Track down every line below that holds "name" and copy it.

#### [Provided data]

= Beginning of Section =

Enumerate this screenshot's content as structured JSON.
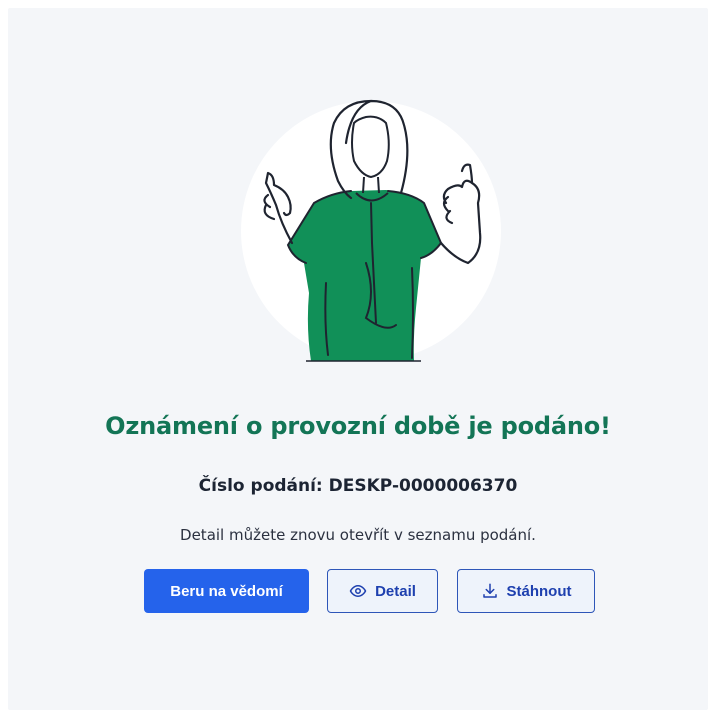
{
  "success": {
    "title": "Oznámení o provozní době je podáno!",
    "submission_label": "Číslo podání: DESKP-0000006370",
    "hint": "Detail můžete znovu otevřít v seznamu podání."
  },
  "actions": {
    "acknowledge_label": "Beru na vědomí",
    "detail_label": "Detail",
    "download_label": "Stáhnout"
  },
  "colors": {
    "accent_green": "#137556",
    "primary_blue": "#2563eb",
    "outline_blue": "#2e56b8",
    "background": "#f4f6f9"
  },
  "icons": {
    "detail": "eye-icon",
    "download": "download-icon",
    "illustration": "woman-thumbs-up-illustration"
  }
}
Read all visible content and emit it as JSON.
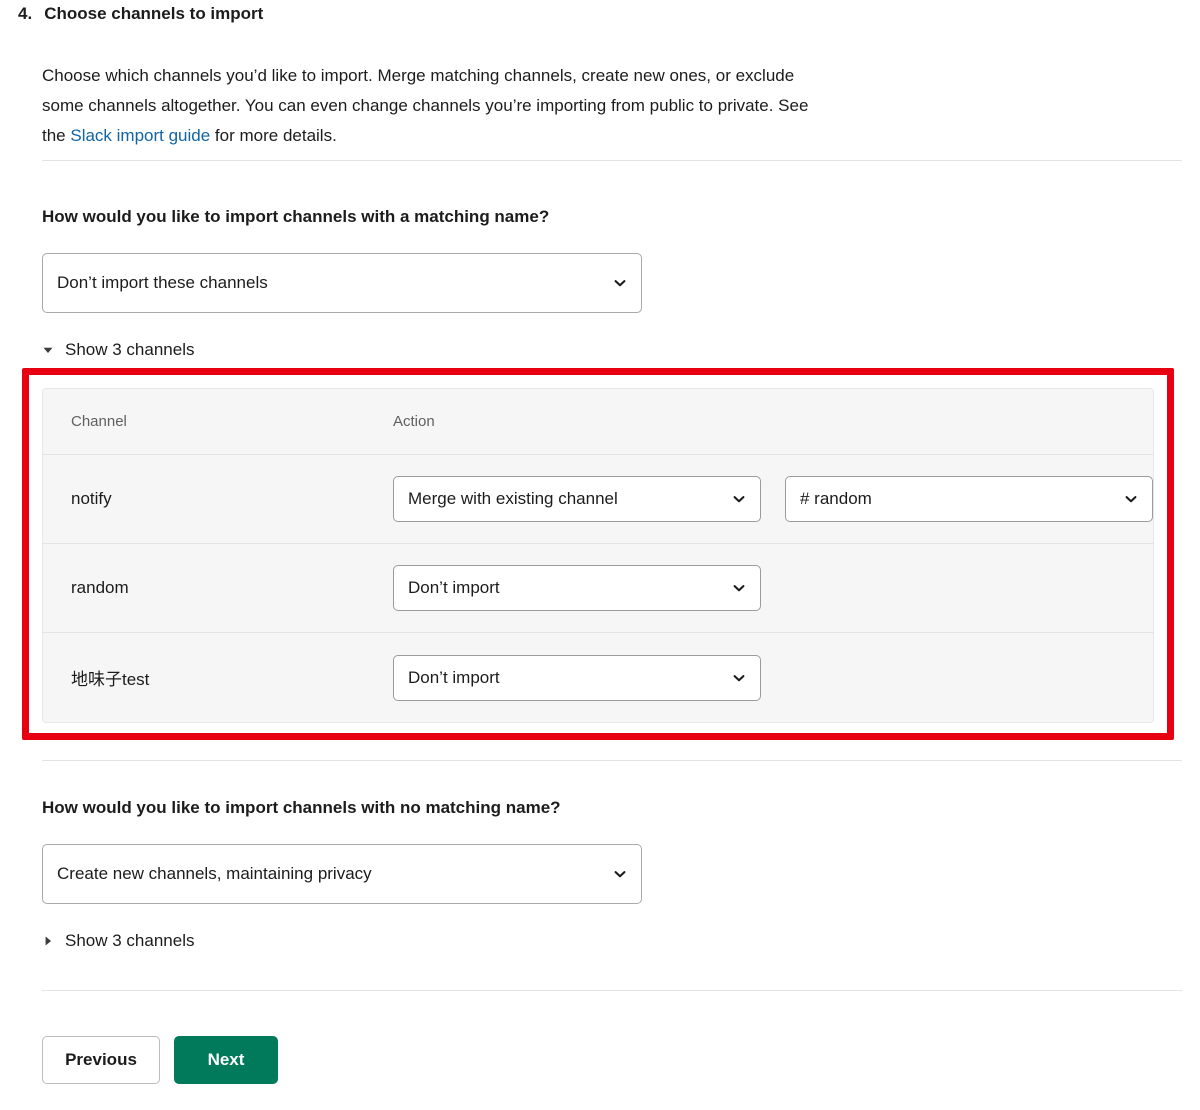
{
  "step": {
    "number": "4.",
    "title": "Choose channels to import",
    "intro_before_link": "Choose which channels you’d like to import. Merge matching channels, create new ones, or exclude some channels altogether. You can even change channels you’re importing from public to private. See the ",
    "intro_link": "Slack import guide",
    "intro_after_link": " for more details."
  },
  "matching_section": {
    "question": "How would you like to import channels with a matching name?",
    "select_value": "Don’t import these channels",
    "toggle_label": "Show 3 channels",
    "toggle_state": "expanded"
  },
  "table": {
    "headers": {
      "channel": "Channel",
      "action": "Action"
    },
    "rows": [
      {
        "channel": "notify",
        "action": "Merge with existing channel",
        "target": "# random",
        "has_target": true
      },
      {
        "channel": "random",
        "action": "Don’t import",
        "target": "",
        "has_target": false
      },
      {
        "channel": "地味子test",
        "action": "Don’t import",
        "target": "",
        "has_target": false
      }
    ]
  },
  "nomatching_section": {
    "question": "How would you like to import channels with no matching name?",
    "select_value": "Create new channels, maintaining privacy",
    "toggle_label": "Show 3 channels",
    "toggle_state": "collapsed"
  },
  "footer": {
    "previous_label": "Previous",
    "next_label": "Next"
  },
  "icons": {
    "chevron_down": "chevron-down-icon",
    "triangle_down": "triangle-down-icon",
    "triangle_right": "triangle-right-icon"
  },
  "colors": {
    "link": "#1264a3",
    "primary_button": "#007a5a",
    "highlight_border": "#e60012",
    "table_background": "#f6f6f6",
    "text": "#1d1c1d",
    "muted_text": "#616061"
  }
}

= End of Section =

#### [Response box]
    "question": "How would you like to import channels with a matching name?",
    "question": "How would you like to import channels with no matching name?",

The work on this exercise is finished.